Excerpts from an interface dataset:

☆ ☆ ☆ ☆ ☆ ☆ ☆

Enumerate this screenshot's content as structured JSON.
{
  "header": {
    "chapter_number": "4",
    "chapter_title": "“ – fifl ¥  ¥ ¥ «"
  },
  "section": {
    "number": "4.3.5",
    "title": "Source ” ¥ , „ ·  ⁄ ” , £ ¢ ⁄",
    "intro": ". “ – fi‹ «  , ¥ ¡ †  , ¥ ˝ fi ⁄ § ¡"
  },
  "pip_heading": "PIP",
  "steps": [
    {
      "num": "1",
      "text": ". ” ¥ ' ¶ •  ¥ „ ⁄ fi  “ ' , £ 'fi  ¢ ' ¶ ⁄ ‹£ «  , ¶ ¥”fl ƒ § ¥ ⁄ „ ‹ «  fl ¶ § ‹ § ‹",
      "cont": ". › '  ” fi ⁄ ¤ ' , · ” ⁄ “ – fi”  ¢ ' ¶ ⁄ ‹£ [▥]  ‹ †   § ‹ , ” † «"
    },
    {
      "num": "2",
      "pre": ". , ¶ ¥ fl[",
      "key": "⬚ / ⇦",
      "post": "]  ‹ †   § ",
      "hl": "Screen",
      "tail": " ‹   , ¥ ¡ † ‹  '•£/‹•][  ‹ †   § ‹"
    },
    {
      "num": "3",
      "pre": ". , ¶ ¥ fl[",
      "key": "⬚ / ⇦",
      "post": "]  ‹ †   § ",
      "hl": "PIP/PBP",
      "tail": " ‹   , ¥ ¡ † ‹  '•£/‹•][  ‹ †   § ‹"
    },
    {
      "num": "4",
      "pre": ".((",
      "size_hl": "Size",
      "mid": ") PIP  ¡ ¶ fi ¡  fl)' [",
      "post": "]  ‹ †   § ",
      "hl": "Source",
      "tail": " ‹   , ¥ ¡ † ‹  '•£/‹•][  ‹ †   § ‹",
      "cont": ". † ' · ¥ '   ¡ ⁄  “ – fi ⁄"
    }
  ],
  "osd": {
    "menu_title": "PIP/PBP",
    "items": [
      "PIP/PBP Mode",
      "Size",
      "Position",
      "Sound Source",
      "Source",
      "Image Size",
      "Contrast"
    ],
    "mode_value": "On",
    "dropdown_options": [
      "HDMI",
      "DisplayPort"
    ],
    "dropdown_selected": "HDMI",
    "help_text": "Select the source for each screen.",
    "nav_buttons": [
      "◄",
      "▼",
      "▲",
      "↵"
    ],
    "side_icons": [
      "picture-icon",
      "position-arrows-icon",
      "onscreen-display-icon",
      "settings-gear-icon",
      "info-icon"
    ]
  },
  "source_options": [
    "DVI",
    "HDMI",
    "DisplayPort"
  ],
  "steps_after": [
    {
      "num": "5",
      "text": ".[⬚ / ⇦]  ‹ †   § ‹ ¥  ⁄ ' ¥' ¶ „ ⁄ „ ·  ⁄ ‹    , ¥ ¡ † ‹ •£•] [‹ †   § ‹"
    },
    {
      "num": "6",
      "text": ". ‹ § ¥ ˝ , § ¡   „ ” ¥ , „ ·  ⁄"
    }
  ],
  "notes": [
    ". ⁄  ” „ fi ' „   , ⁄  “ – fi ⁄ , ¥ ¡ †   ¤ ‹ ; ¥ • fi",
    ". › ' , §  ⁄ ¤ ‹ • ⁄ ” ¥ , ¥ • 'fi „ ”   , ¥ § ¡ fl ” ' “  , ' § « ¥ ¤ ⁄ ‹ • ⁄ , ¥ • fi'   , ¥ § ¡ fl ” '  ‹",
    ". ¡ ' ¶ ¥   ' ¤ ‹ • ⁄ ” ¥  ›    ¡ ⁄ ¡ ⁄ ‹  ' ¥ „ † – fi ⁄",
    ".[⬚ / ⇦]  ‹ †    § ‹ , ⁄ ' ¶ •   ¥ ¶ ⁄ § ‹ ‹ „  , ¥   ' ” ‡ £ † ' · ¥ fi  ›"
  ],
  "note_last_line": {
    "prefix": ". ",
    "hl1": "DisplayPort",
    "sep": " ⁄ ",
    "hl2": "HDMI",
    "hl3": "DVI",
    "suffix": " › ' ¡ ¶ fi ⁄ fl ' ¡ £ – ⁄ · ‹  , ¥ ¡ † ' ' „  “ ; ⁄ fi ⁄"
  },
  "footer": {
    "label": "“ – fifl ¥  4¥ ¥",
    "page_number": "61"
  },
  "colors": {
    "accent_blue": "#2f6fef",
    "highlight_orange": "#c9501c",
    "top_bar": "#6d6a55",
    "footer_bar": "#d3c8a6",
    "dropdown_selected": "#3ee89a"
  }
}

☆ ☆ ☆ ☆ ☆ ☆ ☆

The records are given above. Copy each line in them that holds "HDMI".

Answer:
      "HDMI",
    "dropdown_selected": "HDMI",
    "HDMI",
    "hl2": "HDMI",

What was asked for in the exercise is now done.